Troubleshooting Error Code 304

If Error Code 304 persists despite prevention measures, troubleshooting becomes necessary. Examine your server’s configurations, particularly caching-related settings, and ensure they align with the suggested best practices. Additionally, you can leverage tools and techniques, such as debugging proxies or network traffic analyzers, to gain insights into the requests and responses exchanged between the client and server.

When troubleshooting Error Code 304, it is essential to consider both the client-side and server-side factors that may contribute to the issue. On the client-side, ensure that the browser or application is not sending unnecessary requests due to incorrect caching directives or improper handling of cached resources. On the server-side, review the caching headers and expiration settings to ensure they are correctly configured.

Debugging proxies and network traffic analyzers can be valuable tools in troubleshooting Error Code 304. These tools allow you to inspect the HTTP headers exchanged between the client and server, providing insights into the caching behavior and any potential misconfigurations. By carefully analyzing this information, you can pinpoint the root cause of the issue and take appropriate corrective actions.

Implementing Error Code 304 Handling in Web Applications

Making your web application aware of Error Code 304 and implementing appropriate handling mechanisms can greatly enhance performance. By leveraging server-side caching frameworks, such as Apache Shiro or Spring Cache, you can efficiently manage caching and reduce the frequency of unnecessary requests. Additionally, employing suitable content delivery networks (CDNs) can further optimize resource delivery and minimize the occurrence of 304 responses.

When implementing Error Code 304 handling in your web application, it is crucial to consider the specific caching requirements of your application. Different resources may have varying levels of volatility, and it is essential to strike a balance between caching efficiency and freshness of content. By carefully configuring caching directives and expiration settings, you can ensure that your application delivers the most up-to-date content while minimizing the number of 304 responses.

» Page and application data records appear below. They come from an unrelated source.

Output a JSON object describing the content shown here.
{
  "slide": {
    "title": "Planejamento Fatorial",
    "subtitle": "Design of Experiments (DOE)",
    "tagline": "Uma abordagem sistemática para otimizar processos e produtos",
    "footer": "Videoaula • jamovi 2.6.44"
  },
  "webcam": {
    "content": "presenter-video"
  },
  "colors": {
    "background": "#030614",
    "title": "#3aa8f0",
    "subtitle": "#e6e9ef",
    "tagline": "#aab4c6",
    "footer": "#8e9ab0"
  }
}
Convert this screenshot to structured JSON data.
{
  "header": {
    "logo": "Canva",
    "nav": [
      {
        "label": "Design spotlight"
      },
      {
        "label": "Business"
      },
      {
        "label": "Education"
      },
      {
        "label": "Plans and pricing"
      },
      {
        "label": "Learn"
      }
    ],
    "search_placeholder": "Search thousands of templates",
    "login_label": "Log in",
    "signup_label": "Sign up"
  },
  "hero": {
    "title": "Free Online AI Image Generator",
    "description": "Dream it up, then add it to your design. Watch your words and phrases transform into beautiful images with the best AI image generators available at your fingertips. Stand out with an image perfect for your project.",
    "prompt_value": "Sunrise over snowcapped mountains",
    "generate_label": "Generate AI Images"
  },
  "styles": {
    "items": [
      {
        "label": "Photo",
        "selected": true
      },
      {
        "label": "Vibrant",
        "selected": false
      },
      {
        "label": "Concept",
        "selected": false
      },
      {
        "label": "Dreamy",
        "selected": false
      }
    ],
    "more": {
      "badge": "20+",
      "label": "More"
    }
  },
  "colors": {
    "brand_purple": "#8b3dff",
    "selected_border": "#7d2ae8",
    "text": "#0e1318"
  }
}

Server-side caching frameworks, such as Apache Shiro and Spring Cache, provide powerful tools to manage caching in your web application. These frameworks offer features like automatic caching of method results, fine-grained control over cache eviction, and support for various caching providers. By leveraging these frameworks, you can simplify the implementation of caching logic and ensure consistent and efficient handling of Error Code 304.

Content delivery networks (CDNs) can also play a significant role in optimizing resource delivery and reducing the occurrence of 304 responses. CDNs distribute your application’s static resources across multiple servers worldwide, allowing users to access them from the server closest to their location. This not only improves resource delivery speed but also reduces the likelihood of 304 responses by ensuring that resources are readily available in the user’s proximity.

When selecting a CDN, consider factors such as geographic coverage, performance, and integration capabilities with your web application. By choosing a CDN that aligns with your specific needs, you can further enhance the performance and reliability of your application, reducing the impact of Error Code 304.


In conclusion, Error Code 304, although seemingly trivial, can have detrimental effects on Tomcat’s performance. By understanding the inner workings of this error code and adopting preventive measures, such as staying up-to-date, optimizing caching settings, configuring ETag headers, and implementing conditional GET requests, you can mitigate the occurrence of Error Code 304. Furthermore, adhering to best practices, including monitoring and logging, troubleshooting, and implementing server-side caching and CDN mechanisms, allows you to handle this error effectively, resulting in a more responsive and efficient web application.